Work required: Repeat the whole listing exactly, leaving nothing out.
Data to examine Start Marker
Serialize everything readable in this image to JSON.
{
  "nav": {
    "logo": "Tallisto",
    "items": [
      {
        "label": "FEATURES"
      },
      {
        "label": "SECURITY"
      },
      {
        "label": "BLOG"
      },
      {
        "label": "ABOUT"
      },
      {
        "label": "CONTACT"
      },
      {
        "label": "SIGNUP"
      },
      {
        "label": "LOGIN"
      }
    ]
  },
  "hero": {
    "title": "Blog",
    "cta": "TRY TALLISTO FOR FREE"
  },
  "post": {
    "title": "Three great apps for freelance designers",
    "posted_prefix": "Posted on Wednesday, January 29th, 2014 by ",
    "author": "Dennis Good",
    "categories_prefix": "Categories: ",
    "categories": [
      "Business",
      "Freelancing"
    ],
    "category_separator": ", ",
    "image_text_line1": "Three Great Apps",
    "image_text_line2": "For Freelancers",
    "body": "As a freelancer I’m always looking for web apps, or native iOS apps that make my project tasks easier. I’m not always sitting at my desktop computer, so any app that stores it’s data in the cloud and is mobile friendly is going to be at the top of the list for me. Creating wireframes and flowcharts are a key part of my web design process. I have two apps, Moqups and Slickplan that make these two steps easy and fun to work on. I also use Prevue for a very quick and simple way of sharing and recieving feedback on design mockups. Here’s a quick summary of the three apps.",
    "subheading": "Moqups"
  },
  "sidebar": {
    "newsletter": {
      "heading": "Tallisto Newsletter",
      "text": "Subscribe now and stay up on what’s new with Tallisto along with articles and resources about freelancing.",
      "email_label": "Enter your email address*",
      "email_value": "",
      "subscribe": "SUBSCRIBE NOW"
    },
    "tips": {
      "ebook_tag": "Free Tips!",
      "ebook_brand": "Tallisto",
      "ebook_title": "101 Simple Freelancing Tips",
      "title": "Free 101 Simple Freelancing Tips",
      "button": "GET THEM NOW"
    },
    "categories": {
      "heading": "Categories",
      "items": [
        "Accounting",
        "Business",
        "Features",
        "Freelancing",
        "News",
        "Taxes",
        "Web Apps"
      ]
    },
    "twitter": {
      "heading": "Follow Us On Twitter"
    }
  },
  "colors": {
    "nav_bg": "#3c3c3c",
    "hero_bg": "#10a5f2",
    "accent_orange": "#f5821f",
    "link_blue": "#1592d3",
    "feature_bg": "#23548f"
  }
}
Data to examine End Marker
Response to the task:
Serialize everything readable in this image to JSON.
{
  "nav": {
    "logo": "Tallisto",
    "items": [
      {
        "label": "FEATURES"
      },
      {
        "label": "SECURITY"
      },
      {
        "label": "BLOG"
      },
      {
        "label": "ABOUT"
      },
      {
        "label": "CONTACT"
      },
      {
        "label": "SIGNUP"
      },
      {
        "label": "LOGIN"
      }
    ]
  },
  "hero": {
    "title": "Blog",
    "cta": "TRY TALLISTO FOR FREE"
  },
  "post": {
    "title": "Three great apps for freelance designers",
    "posted_prefix": "Posted on Wednesday, January 29th, 2014 by ",
    "author": "Dennis Good",
    "categories_prefix": "Categories: ",
    "categories": [
      "Business",
      "Freelancing"
    ],
    "category_separator": ", ",
    "image_text_line1": "Three Great Apps",
    "image_text_line2": "For Freelancers",
    "body": "As a freelancer I’m always looking for web apps, or native iOS apps that make my project tasks easier. I’m not always sitting at my desktop computer, so any app that stores it’s data in the cloud and is mobile friendly is going to be at the top of the list for me. Creating wireframes and flowcharts are a key part of my web design process. I have two apps, Moqups and Slickplan that make these two steps easy and fun to work on. I also use Prevue for a very quick and simple way of sharing and recieving feedback on design mockups. Here’s a quick summary of the three apps.",
    "subheading": "Moqups"
  },
  "sidebar": {
    "newsletter": {
      "heading": "Tallisto Newsletter",
      "text": "Subscribe now and stay up on what’s new with Tallisto along with articles and resources about freelancing.",
      "email_label": "Enter your email address*",
      "email_value": "",
      "subscribe": "SUBSCRIBE NOW"
    },
    "tips": {
      "ebook_tag": "Free Tips!",
      "ebook_brand": "Tallisto",
      "ebook_title": "101 Simple Freelancing Tips",
      "title": "Free 101 Simple Freelancing Tips",
      "button": "GET THEM NOW"
    },
    "categories": {
      "heading": "Categories",
      "items": [
        "Accounting",
        "Business",
        "Features",
        "Freelancing",
        "News",
        "Taxes",
        "Web Apps"
      ]
    },
    "twitter": {
      "heading": "Follow Us On Twitter"
    }
  },
  "colors": {
    "nav_bg": "#3c3c3c",
    "hero_bg": "#10a5f2",
    "accent_orange": "#f5821f",
    "link_blue": "#1592d3",
    "feature_bg": "#23548f"
  }
}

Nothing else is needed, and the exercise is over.